- REQUIRED WORK:
Every line containing "pull" should be identified and copied from the data below.

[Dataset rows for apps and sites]
● ● ●

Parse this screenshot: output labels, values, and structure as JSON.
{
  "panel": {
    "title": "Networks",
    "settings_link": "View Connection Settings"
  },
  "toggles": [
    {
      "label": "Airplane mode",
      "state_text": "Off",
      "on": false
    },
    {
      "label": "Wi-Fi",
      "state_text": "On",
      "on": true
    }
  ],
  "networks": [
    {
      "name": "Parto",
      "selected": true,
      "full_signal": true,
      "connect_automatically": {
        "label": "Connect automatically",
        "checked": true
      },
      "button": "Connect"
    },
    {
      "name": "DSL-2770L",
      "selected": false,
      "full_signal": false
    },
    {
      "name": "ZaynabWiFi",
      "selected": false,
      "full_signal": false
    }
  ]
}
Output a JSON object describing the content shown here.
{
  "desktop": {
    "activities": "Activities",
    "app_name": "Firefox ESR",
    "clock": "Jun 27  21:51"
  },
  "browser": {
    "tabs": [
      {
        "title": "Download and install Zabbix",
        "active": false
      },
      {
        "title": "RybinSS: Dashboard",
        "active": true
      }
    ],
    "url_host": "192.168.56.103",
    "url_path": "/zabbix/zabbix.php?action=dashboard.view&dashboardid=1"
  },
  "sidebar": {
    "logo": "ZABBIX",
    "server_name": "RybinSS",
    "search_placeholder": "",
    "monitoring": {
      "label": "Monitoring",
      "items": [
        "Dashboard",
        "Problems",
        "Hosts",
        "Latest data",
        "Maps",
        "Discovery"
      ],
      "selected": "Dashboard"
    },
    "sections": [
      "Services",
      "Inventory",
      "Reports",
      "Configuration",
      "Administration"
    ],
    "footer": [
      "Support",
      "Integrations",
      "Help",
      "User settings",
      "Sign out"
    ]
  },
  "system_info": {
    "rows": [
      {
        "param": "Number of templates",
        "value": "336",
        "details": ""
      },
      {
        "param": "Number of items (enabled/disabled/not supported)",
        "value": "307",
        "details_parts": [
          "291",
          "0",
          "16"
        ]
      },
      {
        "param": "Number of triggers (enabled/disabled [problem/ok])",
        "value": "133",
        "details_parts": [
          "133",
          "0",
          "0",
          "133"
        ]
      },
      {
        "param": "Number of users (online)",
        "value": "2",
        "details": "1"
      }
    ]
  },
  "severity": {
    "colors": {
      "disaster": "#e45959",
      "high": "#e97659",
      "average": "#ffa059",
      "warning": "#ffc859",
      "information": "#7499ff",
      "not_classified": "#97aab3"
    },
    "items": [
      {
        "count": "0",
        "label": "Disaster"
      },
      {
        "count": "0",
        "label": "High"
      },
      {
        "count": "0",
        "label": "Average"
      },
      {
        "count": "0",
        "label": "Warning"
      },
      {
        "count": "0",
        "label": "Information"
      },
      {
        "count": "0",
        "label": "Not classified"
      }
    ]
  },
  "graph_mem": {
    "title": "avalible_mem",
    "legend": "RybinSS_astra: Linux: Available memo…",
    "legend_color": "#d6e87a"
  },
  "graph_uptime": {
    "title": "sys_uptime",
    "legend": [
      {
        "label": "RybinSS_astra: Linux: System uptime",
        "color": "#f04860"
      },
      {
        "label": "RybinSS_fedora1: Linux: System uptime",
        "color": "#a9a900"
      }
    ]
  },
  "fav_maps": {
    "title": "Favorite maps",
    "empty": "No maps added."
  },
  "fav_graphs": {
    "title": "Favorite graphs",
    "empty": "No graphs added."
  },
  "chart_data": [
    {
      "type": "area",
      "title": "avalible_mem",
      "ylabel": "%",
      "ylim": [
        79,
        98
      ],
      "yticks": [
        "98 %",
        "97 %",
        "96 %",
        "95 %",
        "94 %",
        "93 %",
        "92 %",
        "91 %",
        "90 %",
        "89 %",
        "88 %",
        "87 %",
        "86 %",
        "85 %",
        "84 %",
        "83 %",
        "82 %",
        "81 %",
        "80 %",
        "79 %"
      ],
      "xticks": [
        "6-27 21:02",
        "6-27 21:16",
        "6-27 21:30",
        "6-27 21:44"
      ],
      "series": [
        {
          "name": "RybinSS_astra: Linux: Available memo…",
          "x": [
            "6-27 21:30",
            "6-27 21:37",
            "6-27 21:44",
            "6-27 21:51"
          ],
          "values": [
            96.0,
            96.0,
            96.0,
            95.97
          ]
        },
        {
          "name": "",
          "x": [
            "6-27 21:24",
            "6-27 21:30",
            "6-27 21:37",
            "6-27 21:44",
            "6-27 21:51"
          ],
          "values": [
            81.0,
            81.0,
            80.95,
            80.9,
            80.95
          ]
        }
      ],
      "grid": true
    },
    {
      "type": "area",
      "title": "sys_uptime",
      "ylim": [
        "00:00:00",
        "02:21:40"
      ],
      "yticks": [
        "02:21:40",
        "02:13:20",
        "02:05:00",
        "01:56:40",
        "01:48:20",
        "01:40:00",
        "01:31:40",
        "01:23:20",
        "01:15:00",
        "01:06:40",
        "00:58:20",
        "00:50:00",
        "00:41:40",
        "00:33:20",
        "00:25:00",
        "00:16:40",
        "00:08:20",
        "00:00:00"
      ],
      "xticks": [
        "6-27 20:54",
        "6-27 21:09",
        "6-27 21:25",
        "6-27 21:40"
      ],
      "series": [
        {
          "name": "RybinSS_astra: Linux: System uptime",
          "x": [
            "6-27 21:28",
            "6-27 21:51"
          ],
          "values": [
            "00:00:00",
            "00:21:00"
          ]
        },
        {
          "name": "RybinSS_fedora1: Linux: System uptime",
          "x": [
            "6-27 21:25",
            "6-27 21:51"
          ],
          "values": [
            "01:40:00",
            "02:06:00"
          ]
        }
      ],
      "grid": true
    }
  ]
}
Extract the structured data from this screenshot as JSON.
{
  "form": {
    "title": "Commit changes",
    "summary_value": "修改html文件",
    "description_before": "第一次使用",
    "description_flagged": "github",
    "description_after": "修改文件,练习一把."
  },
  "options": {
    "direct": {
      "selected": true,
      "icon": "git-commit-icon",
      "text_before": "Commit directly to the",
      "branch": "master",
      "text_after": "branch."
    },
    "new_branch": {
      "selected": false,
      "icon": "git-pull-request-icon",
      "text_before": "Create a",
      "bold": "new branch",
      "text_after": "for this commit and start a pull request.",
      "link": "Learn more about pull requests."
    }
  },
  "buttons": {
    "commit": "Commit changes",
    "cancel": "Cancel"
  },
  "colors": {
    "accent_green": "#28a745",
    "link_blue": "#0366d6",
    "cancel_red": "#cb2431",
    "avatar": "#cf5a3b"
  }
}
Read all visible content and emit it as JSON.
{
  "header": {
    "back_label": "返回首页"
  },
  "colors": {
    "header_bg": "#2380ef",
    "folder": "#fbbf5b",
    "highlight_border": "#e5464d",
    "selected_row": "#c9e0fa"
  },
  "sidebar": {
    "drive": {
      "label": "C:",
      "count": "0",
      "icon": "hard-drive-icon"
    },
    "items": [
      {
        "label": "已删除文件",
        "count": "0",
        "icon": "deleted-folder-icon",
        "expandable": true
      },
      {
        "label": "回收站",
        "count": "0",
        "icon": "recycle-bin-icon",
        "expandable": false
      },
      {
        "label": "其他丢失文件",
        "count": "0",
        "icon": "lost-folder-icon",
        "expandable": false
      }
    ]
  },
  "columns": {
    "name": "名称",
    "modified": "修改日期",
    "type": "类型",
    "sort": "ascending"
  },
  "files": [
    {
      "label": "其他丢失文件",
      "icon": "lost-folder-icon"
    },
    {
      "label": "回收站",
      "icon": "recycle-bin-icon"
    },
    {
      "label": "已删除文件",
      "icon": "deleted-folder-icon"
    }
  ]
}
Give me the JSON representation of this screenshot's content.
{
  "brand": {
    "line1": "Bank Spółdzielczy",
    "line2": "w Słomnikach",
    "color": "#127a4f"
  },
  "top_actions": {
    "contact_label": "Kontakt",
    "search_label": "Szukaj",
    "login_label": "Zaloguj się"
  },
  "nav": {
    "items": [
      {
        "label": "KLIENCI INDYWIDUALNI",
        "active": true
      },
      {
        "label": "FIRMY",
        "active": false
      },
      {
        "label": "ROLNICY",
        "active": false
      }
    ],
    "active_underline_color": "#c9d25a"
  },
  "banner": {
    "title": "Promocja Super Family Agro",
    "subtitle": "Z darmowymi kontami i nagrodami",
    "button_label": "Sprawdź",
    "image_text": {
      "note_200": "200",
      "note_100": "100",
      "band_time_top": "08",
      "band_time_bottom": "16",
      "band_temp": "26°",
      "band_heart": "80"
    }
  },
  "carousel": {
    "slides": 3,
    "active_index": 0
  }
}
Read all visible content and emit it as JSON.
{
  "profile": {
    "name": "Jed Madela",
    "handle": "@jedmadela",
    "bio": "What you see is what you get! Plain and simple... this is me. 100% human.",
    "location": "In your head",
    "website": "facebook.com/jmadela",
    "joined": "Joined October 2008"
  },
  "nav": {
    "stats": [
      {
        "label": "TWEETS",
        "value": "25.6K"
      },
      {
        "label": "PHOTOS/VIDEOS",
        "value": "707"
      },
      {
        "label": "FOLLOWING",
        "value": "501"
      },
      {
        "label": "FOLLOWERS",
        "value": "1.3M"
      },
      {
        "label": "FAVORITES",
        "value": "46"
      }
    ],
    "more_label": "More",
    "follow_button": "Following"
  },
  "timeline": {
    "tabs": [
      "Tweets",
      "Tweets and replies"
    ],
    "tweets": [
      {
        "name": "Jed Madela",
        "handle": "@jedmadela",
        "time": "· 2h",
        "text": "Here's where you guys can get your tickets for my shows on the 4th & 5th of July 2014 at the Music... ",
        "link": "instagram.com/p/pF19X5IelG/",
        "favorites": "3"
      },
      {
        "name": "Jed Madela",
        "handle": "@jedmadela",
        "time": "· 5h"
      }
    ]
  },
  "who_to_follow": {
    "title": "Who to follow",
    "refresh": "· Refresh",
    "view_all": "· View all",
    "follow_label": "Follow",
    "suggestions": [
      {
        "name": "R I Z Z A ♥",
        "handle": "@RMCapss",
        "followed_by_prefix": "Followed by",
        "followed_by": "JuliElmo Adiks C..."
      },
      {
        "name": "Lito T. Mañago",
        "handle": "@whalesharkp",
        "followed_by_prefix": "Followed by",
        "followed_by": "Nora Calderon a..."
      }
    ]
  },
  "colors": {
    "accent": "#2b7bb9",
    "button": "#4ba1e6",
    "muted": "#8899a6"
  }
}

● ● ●

- RESPONSE:
      "icon": "git-pull-request-icon",
      "text_after": "for this commit and start a pull request.",
      "link": "Learn more about pull requests."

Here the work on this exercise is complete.